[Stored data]

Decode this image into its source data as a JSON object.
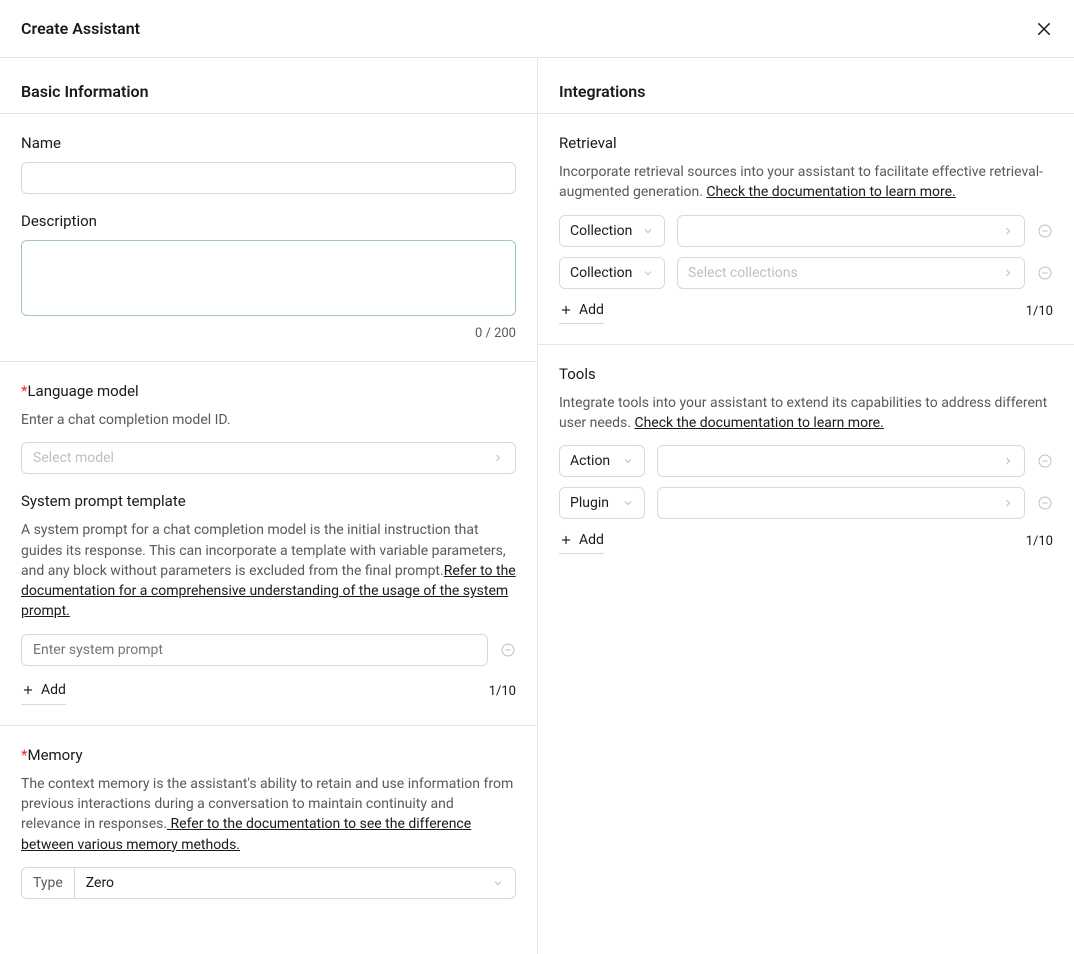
{
  "header": {
    "title": "Create Assistant"
  },
  "left": {
    "panel_title": "Basic Information",
    "name_label": "Name",
    "name_value": "",
    "desc_label": "Description",
    "desc_value": "",
    "desc_counter": "0 / 200",
    "model_label": "Language model",
    "model_desc": "Enter a chat completion model ID.",
    "model_placeholder": "Select model",
    "sys_label": "System prompt template",
    "sys_desc": "A system prompt for a chat completion model is the initial instruction that guides its response. This can incorporate a template with variable parameters, and any block without parameters is excluded from the final prompt.",
    "sys_link": "Refer to the documentation for a comprehensive understanding of the usage of the system prompt.",
    "sys_input_placeholder": "Enter system prompt",
    "sys_add": "Add",
    "sys_counter": "1/10",
    "memory_label": "Memory",
    "memory_desc": "The context memory is the assistant's ability to retain and use information from previous interactions during a conversation to maintain continuity and relevance in responses.",
    "memory_link": " Refer to the documentation to see the difference between various memory methods.",
    "memory_type_label": "Type",
    "memory_type_value": "Zero"
  },
  "right": {
    "panel_title": "Integrations",
    "retrieval": {
      "title": "Retrieval",
      "desc": "Incorporate retrieval sources into your assistant to facilitate effective retrieval-augmented generation. ",
      "link": "Check the documentation to learn more.",
      "rows": [
        {
          "type_label": "Collection",
          "value_placeholder": ""
        },
        {
          "type_label": "Collection",
          "value_placeholder": "Select collections"
        }
      ],
      "add": "Add",
      "counter": "1/10"
    },
    "tools": {
      "title": "Tools",
      "desc": "Integrate tools into your assistant to extend its capabilities to address different user needs. ",
      "link": "Check the documentation to learn more.",
      "rows": [
        {
          "type_label": "Action"
        },
        {
          "type_label": "Plugin"
        }
      ],
      "add": "Add",
      "counter": "1/10"
    }
  }
}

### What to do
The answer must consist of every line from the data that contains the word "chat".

### Answer to this task
    "model_desc": "Enter a chat completion model ID.",
    "sys_desc": "A system prompt for a chat completion model is the initial instruction that guides its response. This can incorporate a template with variable parameters, and any block without parameters is excluded from the final prompt.",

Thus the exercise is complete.